At Holy Rosary Church in the Phillips neighborhood, all church and community activities besides mass have been suspended.

Incarnation Catholic Church in south Minneapolis also held mass over the weekend, though that may change soon. Antonia Alvarez, a member of Incarnation, said she’s planning to attend an emergency meeting with church leaders on Tuesday, where they will decide whether mass will continue this week and into next weekend. She said she was preparing for the services to be canceled.

Alvarez, who also runs a house cleaning business, said half of her clients canceled this week, and that she was worried about the impact this would have on her employees, many of whom are single mothers and immigrants.

“They pay rent,” Alvarez said. “They pay bills and pay for food for their kids, so I’m concerned about my employees.”

Mukhtar Ibrahim is the founding publisher and CEO of Sahan Journal. He previously worked as a staff writer for the Star Tribune and Minnesota Public Radio News. He has also written for the St. Paul...

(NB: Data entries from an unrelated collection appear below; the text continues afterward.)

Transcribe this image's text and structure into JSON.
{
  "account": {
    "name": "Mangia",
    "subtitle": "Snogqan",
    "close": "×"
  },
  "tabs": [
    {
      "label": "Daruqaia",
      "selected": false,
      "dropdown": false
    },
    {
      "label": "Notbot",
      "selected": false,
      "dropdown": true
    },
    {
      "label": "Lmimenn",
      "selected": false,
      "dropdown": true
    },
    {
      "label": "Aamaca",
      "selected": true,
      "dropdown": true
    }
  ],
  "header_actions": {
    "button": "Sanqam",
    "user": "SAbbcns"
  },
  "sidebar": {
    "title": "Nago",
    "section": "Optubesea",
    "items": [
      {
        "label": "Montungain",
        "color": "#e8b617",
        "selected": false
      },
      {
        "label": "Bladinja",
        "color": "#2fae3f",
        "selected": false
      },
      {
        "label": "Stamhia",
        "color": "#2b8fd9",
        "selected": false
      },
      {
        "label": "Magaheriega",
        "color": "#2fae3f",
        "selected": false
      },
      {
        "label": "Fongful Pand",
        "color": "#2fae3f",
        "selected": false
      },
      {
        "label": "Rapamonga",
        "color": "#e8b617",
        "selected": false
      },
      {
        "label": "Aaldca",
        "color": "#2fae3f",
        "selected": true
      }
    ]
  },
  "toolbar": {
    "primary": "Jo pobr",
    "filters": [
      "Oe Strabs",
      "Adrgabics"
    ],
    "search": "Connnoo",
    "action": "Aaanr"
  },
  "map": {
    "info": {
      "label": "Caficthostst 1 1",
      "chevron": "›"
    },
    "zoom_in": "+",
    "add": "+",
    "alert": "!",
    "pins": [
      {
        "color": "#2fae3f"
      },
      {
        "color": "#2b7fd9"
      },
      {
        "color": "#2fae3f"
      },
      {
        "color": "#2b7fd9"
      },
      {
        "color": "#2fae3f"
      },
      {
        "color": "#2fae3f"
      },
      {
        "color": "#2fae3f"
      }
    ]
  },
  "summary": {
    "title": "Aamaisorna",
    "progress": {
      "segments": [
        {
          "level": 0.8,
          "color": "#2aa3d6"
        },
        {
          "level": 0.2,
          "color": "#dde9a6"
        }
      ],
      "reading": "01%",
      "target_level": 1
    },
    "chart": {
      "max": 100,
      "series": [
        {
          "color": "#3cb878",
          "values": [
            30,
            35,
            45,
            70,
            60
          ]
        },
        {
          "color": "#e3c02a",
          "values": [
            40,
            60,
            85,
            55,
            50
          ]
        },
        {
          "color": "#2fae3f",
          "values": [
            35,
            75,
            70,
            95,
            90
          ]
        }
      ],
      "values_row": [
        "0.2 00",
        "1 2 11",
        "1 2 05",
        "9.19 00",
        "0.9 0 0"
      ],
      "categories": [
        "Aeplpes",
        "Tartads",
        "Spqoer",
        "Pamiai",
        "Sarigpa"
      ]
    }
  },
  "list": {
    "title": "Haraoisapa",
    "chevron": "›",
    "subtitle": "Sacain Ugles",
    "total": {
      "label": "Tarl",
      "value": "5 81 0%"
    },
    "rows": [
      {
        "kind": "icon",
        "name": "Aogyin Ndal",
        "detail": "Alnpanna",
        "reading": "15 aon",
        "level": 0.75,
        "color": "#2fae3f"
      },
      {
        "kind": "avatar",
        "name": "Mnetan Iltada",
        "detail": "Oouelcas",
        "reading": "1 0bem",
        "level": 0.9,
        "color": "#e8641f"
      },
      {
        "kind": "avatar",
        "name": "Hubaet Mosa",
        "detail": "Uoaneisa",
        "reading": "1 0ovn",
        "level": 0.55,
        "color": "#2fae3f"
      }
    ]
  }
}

Joey Peters is a reporter for Sahan Journal. He has been a journalist for 15 years. Before joining Sahan Journal, he worked for close to a decade in New Mexico, where his reporting prompted the resignation...